Poor concentration after grommets

We are surrounded by auditory information throughout our lives and it is amazing how we can filter out unwanted background noise to concentrate on a task and yet respond when someone calls our name (the “cocktail party phenomenon* ”). This ability is probably learnt, rather than innate, and I believe children who have suffered temporary hearing loss due to glue ear often have difficulties in this area, exhibited by poor focussing, poor concentration and poor attention, despite normalised hearing.

My advice to parents has always been to establish eye-to-eye contact and two-way communication before imparting any important information. Ideally, this is then followed by getting the child to repeat whatever instruction is required. I find that this does not need to be continued for too long before things improve.

In the classroom situation, this does require the teachers to place the child in a position where they can easily see them and make certain that they have their attention before giving out any information. Ideally, they should also check that the information has been received. Without this, what happens typically is that when all the class are working and the teacher asks them to close their books, for instance, the child in question will carry on with his/her work. It may even be if the teacher asks him or her whether or not they heard what she said, the child will actually be able to repeat the instruction, proving that he/she has heard it but the brain has not reacted to it.

A similar analogy would be in aviation, where Heathrow Control will establish two-way communication with an incoming aircraft prior to giving a directional command and then receiving confirmation from the incoming jet that the message has been received.
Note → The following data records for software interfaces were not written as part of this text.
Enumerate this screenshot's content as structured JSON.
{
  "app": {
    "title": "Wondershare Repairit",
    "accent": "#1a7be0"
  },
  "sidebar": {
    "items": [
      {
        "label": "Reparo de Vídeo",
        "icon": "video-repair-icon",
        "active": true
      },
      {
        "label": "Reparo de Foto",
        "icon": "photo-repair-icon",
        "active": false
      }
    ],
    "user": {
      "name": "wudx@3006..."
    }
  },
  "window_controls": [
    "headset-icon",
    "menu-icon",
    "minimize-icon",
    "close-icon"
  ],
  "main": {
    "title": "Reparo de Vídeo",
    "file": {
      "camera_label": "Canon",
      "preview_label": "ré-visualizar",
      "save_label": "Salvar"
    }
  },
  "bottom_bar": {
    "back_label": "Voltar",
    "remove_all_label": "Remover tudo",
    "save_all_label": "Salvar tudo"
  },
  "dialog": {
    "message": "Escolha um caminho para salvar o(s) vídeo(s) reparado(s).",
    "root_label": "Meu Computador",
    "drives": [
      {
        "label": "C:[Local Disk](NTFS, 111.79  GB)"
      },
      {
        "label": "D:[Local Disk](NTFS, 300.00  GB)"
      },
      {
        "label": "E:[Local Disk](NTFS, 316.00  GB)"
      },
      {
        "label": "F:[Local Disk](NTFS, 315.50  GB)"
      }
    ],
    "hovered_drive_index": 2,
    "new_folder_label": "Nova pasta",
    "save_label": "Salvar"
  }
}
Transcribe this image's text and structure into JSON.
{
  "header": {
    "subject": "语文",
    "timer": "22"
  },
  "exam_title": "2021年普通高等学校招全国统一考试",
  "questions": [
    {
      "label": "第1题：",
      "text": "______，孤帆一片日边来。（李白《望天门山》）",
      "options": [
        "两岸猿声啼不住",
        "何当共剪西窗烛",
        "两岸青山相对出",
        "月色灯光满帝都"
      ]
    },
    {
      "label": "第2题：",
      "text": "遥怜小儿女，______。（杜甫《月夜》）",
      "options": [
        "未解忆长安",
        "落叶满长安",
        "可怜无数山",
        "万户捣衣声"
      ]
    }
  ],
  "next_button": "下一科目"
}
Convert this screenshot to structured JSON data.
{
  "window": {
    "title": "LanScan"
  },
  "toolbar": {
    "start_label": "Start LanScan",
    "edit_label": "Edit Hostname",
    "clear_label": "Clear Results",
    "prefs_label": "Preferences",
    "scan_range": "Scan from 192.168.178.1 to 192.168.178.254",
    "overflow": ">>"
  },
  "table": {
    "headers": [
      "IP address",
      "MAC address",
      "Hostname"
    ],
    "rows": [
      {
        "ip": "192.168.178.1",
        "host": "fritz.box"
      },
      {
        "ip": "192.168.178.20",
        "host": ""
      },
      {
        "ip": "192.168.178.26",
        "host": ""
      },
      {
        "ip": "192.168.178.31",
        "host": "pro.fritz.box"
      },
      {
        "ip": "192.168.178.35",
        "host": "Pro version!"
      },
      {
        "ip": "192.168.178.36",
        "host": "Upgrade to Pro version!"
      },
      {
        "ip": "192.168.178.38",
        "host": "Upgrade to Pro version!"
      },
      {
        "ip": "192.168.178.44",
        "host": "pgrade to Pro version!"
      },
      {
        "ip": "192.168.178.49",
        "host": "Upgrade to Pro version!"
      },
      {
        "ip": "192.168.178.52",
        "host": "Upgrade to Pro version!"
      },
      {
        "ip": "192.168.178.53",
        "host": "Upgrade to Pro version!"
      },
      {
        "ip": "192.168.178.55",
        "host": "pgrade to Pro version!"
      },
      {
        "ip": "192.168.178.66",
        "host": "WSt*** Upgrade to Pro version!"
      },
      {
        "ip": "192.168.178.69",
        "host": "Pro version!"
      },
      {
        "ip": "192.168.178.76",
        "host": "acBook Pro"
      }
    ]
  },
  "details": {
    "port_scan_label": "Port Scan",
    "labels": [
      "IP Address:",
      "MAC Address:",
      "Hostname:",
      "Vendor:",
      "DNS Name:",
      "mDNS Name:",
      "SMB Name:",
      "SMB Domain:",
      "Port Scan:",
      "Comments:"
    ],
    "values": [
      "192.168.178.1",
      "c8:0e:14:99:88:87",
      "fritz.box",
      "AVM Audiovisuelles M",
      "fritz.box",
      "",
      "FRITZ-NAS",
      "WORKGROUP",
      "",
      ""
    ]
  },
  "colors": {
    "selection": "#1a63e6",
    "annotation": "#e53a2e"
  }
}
The military have been doing this for years!

I hope the above helps. For further professional advice see a child psychologist.


Download this page as PDF